Extracted data START

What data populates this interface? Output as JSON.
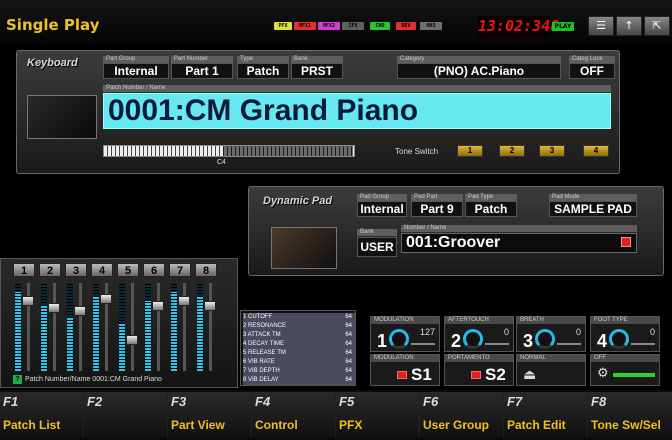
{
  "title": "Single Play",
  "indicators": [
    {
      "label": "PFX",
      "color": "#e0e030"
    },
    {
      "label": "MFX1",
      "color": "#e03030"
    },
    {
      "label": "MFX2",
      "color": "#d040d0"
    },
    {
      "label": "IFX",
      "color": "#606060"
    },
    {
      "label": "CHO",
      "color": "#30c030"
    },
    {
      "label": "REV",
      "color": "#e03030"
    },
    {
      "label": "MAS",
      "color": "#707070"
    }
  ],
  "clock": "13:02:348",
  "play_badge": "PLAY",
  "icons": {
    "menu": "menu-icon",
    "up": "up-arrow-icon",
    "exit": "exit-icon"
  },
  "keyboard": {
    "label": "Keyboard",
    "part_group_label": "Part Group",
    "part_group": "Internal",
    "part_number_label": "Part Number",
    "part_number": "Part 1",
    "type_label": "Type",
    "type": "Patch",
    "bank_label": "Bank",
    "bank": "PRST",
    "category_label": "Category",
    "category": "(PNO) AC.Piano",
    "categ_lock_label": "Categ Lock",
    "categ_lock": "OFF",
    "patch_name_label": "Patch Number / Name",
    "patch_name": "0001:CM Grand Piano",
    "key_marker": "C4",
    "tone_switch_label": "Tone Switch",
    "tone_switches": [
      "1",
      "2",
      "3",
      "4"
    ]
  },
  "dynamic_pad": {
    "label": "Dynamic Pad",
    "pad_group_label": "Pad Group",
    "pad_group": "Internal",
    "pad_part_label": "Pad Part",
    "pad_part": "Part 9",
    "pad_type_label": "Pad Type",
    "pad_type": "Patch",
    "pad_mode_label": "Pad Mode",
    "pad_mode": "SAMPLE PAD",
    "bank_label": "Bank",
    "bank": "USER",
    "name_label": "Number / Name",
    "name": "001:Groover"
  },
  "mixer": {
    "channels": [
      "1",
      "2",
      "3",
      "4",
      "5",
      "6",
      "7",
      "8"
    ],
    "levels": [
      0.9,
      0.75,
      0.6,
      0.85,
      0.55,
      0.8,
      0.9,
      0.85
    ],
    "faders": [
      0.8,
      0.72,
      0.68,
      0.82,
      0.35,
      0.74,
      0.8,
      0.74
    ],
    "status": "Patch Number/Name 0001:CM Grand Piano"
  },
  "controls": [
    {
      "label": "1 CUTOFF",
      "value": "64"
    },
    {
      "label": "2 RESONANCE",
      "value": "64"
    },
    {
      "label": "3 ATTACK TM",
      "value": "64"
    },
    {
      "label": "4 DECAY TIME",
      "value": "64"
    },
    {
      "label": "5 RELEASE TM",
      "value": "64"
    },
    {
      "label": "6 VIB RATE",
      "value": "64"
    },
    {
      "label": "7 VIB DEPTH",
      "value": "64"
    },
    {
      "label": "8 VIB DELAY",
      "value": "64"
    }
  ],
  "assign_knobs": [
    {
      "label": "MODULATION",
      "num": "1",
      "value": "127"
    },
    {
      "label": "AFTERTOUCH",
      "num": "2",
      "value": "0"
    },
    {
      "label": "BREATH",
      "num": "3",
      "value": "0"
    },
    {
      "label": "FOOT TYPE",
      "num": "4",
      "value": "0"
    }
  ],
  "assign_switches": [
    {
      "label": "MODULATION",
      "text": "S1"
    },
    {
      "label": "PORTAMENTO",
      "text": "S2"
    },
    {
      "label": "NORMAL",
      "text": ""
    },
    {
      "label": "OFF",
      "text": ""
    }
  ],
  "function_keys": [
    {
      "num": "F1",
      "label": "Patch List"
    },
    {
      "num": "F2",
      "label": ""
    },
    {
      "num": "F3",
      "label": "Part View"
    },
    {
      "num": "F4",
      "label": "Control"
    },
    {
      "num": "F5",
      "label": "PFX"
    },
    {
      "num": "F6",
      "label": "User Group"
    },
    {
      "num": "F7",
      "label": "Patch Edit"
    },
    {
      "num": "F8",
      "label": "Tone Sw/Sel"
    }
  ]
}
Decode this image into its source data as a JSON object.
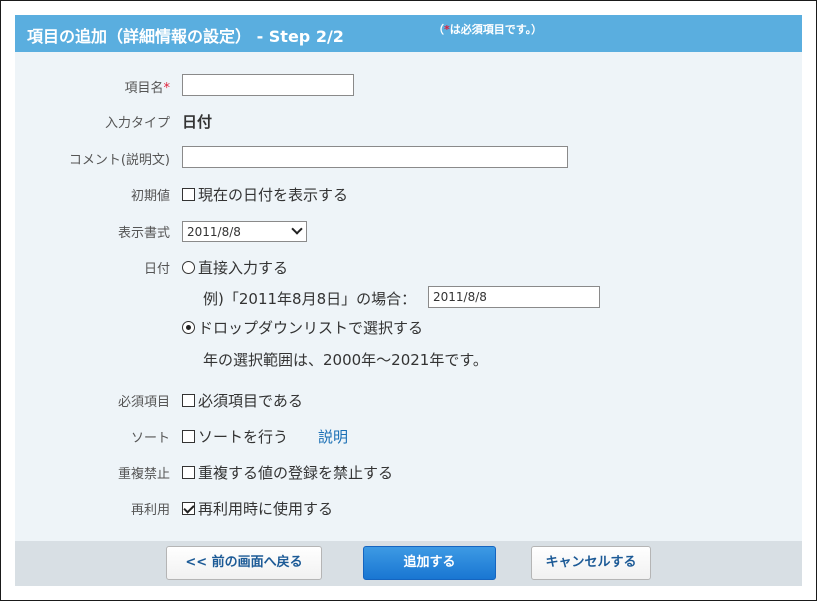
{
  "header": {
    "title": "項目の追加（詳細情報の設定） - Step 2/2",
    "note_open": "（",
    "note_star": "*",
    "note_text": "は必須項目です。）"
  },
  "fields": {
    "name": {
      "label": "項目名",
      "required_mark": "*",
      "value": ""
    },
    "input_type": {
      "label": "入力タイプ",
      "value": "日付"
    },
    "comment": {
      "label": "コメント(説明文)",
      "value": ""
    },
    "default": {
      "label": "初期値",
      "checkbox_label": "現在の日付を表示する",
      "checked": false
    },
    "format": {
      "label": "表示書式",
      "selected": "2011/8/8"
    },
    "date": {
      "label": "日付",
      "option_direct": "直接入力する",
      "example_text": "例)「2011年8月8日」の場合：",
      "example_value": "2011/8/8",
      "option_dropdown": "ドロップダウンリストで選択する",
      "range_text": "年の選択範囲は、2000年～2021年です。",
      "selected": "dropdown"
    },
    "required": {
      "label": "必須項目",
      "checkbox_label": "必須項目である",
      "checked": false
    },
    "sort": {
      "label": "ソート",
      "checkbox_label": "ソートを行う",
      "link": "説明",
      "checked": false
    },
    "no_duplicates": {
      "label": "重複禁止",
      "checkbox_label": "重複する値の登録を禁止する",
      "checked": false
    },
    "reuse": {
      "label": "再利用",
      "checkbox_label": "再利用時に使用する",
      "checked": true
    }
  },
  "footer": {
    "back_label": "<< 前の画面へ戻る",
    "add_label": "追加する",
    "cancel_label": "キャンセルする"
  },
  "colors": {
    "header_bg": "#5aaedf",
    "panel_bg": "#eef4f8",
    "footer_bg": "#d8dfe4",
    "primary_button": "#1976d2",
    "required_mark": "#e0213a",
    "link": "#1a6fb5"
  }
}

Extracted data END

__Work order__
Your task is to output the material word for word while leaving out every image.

__Task answer__
What data populates this interface? Output as JSON.
{
  "title": "Single Play",
  "indicators": [
    {
      "label": "PFX",
      "color": "#e0e030"
    },
    {
      "label": "MFX1",
      "color": "#e03030"
    },
    {
      "label": "MFX2",
      "color": "#d040d0"
    },
    {
      "label": "IFX",
      "color": "#606060"
    },
    {
      "label": "CHO",
      "color": "#30c030"
    },
    {
      "label": "REV",
      "color": "#e03030"
    },
    {
      "label": "MAS",
      "color": "#707070"
    }
  ],
  "clock": "13:02:348",
  "play_badge": "PLAY",
  "icons": {
    "menu": "menu-icon",
    "up": "up-arrow-icon",
    "exit": "exit-icon"
  },
  "keyboard": {
    "label": "Keyboard",
    "part_group_label": "Part Group",
    "part_group": "Internal",
    "part_number_label": "Part Number",
    "part_number": "Part 1",
    "type_label": "Type",
    "type": "Patch",
    "bank_label": "Bank",
    "bank": "PRST",
    "category_label": "Category",
    "category": "(PNO) AC.Piano",
    "categ_lock_label": "Categ Lock",
    "categ_lock": "OFF",
    "patch_name_label": "Patch Number / Name",
    "patch_name": "0001:CM Grand Piano",
    "key_marker": "C4",
    "tone_switch_label": "Tone Switch",
    "tone_switches": [
      "1",
      "2",
      "3",
      "4"
    ]
  },
  "dynamic_pad": {
    "label": "Dynamic Pad",
    "pad_group_label": "Pad Group",
    "pad_group": "Internal",
    "pad_part_label": "Pad Part",
    "pad_part": "Part 9",
    "pad_type_label": "Pad Type",
    "pad_type": "Patch",
    "pad_mode_label": "Pad Mode",
    "pad_mode": "SAMPLE PAD",
    "bank_label": "Bank",
    "bank": "USER",
    "name_label": "Number / Name",
    "name": "001:Groover"
  },
  "mixer": {
    "channels": [
      "1",
      "2",
      "3",
      "4",
      "5",
      "6",
      "7",
      "8"
    ],
    "levels": [
      0.9,
      0.75,
      0.6,
      0.85,
      0.55,
      0.8,
      0.9,
      0.85
    ],
    "faders": [
      0.8,
      0.72,
      0.68,
      0.82,
      0.35,
      0.74,
      0.8,
      0.74
    ],
    "status": "Patch Number/Name 0001:CM Grand Piano"
  },
  "controls": [
    {
      "label": "1 CUTOFF",
      "value": "64"
    },
    {
      "label": "2 RESONANCE",
      "value": "64"
    },
    {
      "label": "3 ATTACK TM",
      "value": "64"
    },
    {
      "label": "4 DECAY TIME",
      "value": "64"
    },
    {
      "label": "5 RELEASE TM",
      "value": "64"
    },
    {
      "label": "6 VIB RATE",
      "value": "64"
    },
    {
      "label": "7 VIB DEPTH",
      "value": "64"
    },
    {
      "label": "8 VIB DELAY",
      "value": "64"
    }
  ],
  "assign_knobs": [
    {
      "label": "MODULATION",
      "num": "1",
      "value": "127"
    },
    {
      "label": "AFTERTOUCH",
      "num": "2",
      "value": "0"
    },
    {
      "label": "BREATH",
      "num": "3",
      "value": "0"
    },
    {
      "label": "FOOT TYPE",
      "num": "4",
      "value": "0"
    }
  ],
  "assign_switches": [
    {
      "label": "MODULATION",
      "text": "S1"
    },
    {
      "label": "PORTAMENTO",
      "text": "S2"
    },
    {
      "label": "NORMAL",
      "text": ""
    },
    {
      "label": "OFF",
      "text": ""
    }
  ],
  "function_keys": [
    {
      "num": "F1",
      "label": "Patch List"
    },
    {
      "num": "F2",
      "label": ""
    },
    {
      "num": "F3",
      "label": "Part View"
    },
    {
      "num": "F4",
      "label": "Control"
    },
    {
      "num": "F5",
      "label": "PFX"
    },
    {
      "num": "F6",
      "label": "User Group"
    },
    {
      "num": "F7",
      "label": "Patch Edit"
    },
    {
      "num": "F8",
      "label": "Tone Sw/Sel"
    }
  ]
}
Decode this image into its source data as a JSON object.
{
  "header": {
    "title": "項目の追加（詳細情報の設定） - Step 2/2",
    "note_open": "（",
    "note_star": "*",
    "note_text": "は必須項目です。）"
  },
  "fields": {
    "name": {
      "label": "項目名",
      "required_mark": "*",
      "value": ""
    },
    "input_type": {
      "label": "入力タイプ",
      "value": "日付"
    },
    "comment": {
      "label": "コメント(説明文)",
      "value": ""
    },
    "default": {
      "label": "初期値",
      "checkbox_label": "現在の日付を表示する",
      "checked": false
    },
    "format": {
      "label": "表示書式",
      "selected": "2011/8/8"
    },
    "date": {
      "label": "日付",
      "option_direct": "直接入力する",
      "example_text": "例)「2011年8月8日」の場合：",
      "example_value": "2011/8/8",
      "option_dropdown": "ドロップダウンリストで選択する",
      "range_text": "年の選択範囲は、2000年～2021年です。",
      "selected": "dropdown"
    },
    "required": {
      "label": "必須項目",
      "checkbox_label": "必須項目である",
      "checked": false
    },
    "sort": {
      "label": "ソート",
      "checkbox_label": "ソートを行う",
      "link": "説明",
      "checked": false
    },
    "no_duplicates": {
      "label": "重複禁止",
      "checkbox_label": "重複する値の登録を禁止する",
      "checked": false
    },
    "reuse": {
      "label": "再利用",
      "checkbox_label": "再利用時に使用する",
      "checked": true
    }
  },
  "footer": {
    "back_label": "<< 前の画面へ戻る",
    "add_label": "追加する",
    "cancel_label": "キャンセルする"
  },
  "colors": {
    "header_bg": "#5aaedf",
    "panel_bg": "#eef4f8",
    "footer_bg": "#d8dfe4",
    "primary_button": "#1976d2",
    "required_mark": "#e0213a",
    "link": "#1a6fb5"
  }
}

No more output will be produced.